Busch’s third person narrative, which also changes to first and second person randomly, distances the reader from these characters in a way that makes the instant connection between Hilary and Peter tough to believe.  Moreover, how they interact with one another is by turns sympathetic and hurtful, perhaps more so by Hilary who seems manipulative.  While Peter struggles with his feelings for this woman and the “relationship” they’ve started, he also wants to close a chapter in his life that has to do with the Korean War and his father.  How does he navigate this fragile relationship to get the information he needs?

Mr. Fox is a damaged war veteran, but the horrors of the Korean War are never far from his mind, and how he lurks in the corners of this “conversation” between Hilary and Peter is downright creepy.  His hatred of Peter’s father is evident and understandable, but the projection of that hatred by Mr. Fox demonstrates just how broken and lost the veteran is.  He’s brutal in describing the camps, but he’s also brutal in how he approaches the tale and other people he interacts with.  Busch even describes his rotting breath and fetid teeth and gums, which can only signify his moral depravity.  Fox’s issues go beyond the PTSD, and Busch relays his story of the camps in just the way a veteran who is bitter would, and these are the strongest parts of the story.  Some readers may find connecting with these characters difficult because their motivations are hidden and how they interact really has no context.

“Mind you, I don’t know how easy it might be.  But you should make the effort.  You should prosper in the wake of your past, not live a cripple.  England’s full of cripples.  It’s the country of cripples.  You see them all over the towns, in braces and wheelchairs and with no arms, wheezing and spitting blood and falling over in pubs.”  (page 62)

War Babies by Frederick Busch is complex and deals with the after effects of war on the children of veterans, POWs, and traitors.  It is ultimately about the choice that these families and their individual members must make for themselves — they need to learn to accept the past that cannot be changed and to move forward.  Connections can help strengthen the will to move on from the past, but those connections also must be bred in honesty and mutual respect.

About the Author:

Frederick Busch was an American writer.

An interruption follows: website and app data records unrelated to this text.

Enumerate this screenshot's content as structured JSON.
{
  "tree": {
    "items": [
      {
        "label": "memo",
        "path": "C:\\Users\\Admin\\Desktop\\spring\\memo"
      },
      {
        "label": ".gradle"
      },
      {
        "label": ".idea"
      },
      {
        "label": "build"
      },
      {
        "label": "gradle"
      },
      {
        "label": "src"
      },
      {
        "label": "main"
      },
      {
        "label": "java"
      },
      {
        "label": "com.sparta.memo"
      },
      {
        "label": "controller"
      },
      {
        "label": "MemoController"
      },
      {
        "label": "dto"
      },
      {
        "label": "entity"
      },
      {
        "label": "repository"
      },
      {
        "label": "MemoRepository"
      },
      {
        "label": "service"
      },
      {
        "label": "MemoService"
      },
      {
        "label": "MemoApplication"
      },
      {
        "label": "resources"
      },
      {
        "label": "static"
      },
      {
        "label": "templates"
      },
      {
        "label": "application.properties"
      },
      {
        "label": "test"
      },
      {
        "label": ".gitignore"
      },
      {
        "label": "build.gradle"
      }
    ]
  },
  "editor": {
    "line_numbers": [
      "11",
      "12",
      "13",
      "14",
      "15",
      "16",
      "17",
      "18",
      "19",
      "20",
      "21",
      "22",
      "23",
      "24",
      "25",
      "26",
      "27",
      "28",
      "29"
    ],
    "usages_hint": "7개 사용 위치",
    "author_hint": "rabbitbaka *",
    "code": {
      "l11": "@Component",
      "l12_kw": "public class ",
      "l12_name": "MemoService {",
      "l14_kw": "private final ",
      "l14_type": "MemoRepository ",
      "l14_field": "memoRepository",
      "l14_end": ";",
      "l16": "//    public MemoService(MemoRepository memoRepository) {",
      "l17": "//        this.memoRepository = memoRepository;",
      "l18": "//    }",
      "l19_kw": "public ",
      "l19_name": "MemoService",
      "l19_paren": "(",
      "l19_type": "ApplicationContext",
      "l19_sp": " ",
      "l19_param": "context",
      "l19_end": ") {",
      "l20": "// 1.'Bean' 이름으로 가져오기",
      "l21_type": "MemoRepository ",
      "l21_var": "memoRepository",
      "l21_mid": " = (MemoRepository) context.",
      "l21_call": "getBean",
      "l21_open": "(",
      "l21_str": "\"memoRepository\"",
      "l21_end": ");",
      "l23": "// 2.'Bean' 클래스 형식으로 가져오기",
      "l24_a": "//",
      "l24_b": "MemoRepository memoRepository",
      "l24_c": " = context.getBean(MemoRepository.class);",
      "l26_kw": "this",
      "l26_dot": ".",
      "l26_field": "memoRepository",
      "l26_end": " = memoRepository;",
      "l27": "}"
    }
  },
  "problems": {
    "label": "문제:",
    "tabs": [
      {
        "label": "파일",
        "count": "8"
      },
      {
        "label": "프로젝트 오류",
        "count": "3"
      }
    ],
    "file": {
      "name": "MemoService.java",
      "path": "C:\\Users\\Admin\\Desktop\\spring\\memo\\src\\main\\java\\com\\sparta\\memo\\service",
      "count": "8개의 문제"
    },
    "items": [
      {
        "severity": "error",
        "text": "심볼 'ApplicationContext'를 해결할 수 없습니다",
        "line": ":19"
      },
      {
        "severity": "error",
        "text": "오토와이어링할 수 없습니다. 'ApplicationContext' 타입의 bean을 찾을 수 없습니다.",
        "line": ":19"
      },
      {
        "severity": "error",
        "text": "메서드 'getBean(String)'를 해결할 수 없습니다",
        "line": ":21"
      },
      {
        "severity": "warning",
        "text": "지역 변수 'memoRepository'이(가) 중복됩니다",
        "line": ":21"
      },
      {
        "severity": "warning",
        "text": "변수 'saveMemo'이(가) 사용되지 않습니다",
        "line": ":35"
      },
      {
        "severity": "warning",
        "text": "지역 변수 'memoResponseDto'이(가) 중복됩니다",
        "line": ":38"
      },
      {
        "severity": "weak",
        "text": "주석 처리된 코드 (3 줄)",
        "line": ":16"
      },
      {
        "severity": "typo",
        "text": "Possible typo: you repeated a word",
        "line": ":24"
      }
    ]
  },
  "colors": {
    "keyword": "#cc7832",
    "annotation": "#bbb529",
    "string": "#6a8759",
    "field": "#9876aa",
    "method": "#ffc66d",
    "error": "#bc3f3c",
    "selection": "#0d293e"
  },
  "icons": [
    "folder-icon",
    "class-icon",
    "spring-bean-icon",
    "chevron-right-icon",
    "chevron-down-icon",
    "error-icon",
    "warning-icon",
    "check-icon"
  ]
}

Busch was a master of the short story and one of America’s most prolific writers of fiction long and short.

Interested in the War Through the Generations discussion, see part 1 and part 2.

13th book for 2014 European Reading Challenge(Set in England)

 

 

 

 

23rd book for 2014 Historical Fiction Reading Challenge.

 

 

 

 

 

16th book (Korean War) for the 2014 War Challenge With a Twist.

 

 

 

 

39th book for 2014 New Author Challenge.

  • I’m still trying to write my review of this one, since my feelings for it are all over the place.

    • There is definitely a lot to discuss, so it might be good for book clubs
      Serena´s last blog post ..Mailbox Monday #278